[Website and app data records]
***

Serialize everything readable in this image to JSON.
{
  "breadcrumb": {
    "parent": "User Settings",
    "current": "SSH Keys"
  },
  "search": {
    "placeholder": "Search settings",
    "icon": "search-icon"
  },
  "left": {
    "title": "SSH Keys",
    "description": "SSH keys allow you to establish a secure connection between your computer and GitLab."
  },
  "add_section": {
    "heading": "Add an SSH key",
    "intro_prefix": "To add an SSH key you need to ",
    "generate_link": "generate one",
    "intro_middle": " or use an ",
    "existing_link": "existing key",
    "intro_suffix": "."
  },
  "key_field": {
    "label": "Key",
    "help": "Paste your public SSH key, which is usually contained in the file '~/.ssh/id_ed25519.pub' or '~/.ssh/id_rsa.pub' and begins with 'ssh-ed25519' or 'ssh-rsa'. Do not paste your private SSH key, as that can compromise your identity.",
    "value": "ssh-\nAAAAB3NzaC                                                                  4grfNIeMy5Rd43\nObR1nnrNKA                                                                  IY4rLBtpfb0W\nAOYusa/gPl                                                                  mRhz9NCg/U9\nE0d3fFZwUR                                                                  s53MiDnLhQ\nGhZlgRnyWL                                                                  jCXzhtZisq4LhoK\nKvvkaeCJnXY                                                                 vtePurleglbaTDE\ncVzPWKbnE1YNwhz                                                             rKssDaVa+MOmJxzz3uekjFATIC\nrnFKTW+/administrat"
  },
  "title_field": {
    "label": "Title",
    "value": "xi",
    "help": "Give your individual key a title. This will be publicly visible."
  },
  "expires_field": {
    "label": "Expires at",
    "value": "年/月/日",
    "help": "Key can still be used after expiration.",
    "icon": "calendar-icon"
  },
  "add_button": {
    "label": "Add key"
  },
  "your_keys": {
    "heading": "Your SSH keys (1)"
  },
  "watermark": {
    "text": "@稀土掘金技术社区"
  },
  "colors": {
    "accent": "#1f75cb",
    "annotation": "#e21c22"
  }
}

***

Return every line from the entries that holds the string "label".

Answer to the problem ::
    "label": "Key",
    "label": "Title",
    "label": "Expires at",
    "label": "Add key"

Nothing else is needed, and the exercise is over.